[Interface dataset entries]
*** Begin section ***

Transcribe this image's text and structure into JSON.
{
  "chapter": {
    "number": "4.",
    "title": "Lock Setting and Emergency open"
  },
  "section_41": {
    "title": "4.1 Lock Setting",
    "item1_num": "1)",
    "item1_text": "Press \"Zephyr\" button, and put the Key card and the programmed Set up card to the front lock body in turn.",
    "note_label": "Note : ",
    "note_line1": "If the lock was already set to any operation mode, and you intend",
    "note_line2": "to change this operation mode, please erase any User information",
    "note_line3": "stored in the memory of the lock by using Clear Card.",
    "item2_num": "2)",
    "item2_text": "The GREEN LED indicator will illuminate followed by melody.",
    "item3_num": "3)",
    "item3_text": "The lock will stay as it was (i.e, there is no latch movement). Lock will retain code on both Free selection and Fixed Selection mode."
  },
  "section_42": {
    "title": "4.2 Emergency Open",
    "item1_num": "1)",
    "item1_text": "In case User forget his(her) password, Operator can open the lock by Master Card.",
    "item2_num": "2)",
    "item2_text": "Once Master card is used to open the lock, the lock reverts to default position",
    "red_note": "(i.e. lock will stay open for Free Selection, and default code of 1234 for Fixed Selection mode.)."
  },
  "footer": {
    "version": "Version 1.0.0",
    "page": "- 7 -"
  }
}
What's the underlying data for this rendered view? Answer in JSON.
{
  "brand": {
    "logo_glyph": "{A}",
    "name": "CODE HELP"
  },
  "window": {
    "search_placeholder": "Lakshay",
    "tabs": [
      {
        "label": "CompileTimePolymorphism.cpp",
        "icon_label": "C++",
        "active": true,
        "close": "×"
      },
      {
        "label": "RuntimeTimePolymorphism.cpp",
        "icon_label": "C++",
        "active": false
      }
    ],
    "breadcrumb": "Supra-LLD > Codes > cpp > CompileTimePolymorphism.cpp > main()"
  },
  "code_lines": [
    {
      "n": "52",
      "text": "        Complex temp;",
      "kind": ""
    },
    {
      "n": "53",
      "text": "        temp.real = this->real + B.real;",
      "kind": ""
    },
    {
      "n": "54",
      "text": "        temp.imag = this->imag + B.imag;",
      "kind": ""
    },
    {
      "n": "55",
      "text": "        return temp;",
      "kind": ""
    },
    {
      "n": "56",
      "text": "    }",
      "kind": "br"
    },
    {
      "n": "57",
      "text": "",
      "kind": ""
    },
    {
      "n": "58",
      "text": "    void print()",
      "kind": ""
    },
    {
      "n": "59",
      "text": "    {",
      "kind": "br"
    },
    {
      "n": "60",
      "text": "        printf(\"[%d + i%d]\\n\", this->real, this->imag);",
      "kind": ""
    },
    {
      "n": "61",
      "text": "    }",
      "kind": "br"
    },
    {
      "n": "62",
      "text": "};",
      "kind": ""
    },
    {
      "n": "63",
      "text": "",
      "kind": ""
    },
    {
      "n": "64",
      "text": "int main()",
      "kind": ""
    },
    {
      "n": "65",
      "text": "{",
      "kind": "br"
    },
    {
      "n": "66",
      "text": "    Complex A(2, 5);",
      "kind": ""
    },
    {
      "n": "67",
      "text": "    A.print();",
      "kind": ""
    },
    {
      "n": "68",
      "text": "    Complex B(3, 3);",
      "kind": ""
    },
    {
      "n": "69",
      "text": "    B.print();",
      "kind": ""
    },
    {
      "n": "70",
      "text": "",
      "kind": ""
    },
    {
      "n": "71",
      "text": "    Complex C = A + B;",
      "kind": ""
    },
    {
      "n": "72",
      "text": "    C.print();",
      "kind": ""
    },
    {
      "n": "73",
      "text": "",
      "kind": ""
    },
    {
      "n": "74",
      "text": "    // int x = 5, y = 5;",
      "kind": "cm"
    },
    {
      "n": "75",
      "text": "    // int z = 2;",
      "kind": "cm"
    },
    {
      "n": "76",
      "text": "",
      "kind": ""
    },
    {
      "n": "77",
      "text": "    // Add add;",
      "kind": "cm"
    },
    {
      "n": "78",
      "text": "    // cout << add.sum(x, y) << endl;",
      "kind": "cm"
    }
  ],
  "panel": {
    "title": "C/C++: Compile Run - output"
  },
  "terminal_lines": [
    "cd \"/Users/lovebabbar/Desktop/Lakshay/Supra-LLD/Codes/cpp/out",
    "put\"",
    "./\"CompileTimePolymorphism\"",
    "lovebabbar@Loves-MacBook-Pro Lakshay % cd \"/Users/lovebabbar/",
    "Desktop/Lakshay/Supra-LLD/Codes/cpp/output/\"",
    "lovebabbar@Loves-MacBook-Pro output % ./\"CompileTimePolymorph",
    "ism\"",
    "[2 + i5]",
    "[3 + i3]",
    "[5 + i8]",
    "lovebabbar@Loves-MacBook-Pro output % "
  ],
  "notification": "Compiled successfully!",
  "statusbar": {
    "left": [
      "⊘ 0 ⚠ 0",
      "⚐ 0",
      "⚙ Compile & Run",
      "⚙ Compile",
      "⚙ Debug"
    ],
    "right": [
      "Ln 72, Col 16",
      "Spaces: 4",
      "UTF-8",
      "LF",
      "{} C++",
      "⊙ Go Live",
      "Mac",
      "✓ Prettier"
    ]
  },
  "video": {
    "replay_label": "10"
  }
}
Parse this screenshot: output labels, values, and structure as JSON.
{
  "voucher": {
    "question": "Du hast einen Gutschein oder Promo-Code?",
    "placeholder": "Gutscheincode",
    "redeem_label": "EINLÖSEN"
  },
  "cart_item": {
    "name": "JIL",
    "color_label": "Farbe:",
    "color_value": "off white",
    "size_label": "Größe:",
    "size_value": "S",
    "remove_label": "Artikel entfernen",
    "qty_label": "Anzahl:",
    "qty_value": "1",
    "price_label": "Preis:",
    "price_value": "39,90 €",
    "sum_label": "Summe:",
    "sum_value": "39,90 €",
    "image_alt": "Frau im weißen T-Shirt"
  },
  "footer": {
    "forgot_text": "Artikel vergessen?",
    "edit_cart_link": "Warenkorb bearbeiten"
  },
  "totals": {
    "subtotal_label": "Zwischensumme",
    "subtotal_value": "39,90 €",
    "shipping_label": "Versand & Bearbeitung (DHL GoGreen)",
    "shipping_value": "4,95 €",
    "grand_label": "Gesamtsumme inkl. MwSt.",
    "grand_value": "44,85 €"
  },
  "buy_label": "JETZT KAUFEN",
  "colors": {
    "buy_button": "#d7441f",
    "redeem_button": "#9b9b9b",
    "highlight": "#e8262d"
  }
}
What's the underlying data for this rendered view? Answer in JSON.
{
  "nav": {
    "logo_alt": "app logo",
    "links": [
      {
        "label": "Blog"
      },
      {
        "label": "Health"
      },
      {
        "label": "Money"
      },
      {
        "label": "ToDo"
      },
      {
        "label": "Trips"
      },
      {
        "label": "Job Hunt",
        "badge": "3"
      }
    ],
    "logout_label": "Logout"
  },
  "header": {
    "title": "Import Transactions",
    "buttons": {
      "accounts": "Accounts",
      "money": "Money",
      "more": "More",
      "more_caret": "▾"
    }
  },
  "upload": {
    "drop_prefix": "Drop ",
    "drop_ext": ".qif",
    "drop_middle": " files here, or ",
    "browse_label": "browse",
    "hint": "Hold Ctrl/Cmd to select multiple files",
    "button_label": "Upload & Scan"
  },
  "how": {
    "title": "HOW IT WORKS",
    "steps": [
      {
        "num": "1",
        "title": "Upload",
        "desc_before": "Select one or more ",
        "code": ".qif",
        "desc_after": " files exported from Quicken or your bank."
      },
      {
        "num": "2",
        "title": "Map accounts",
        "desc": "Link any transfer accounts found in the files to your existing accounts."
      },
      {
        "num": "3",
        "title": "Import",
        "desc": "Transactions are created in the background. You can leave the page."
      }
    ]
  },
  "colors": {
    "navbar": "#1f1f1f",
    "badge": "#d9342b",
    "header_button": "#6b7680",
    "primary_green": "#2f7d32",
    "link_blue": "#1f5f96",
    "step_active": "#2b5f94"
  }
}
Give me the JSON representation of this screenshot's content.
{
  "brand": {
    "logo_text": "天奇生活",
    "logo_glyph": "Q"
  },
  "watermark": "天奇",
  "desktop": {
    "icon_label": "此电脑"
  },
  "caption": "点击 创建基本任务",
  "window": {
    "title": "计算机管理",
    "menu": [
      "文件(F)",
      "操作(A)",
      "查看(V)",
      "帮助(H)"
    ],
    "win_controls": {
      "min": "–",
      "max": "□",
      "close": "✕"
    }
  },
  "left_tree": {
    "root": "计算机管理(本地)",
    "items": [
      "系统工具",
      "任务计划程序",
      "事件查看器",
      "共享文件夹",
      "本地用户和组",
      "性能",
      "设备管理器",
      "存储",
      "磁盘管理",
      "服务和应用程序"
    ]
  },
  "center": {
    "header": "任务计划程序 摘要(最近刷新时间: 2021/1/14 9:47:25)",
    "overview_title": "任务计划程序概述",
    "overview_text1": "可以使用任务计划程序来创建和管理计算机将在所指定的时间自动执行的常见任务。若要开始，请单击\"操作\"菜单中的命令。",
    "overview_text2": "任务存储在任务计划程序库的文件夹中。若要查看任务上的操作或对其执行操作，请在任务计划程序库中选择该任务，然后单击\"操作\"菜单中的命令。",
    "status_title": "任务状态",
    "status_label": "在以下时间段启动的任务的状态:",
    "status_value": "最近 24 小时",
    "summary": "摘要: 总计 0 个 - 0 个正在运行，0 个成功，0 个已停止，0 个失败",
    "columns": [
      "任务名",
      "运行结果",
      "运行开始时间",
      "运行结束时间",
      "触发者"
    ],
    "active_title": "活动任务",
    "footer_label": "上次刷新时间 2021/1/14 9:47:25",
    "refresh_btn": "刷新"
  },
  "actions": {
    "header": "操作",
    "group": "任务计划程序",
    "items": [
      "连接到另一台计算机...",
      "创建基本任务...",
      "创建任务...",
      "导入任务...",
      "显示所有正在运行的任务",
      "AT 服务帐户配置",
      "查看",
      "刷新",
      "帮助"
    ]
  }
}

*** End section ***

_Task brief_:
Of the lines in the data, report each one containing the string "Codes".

_Response area_:
    "breadcrumb": "Supra-LLD > Codes > cpp > CompileTimePolymorphism.cpp > main()"
    "cd \"/Users/lovebabbar/Desktop/Lakshay/Supra-LLD/Codes/cpp/out",
    "Desktop/Lakshay/Supra-LLD/Codes/cpp/output/\"",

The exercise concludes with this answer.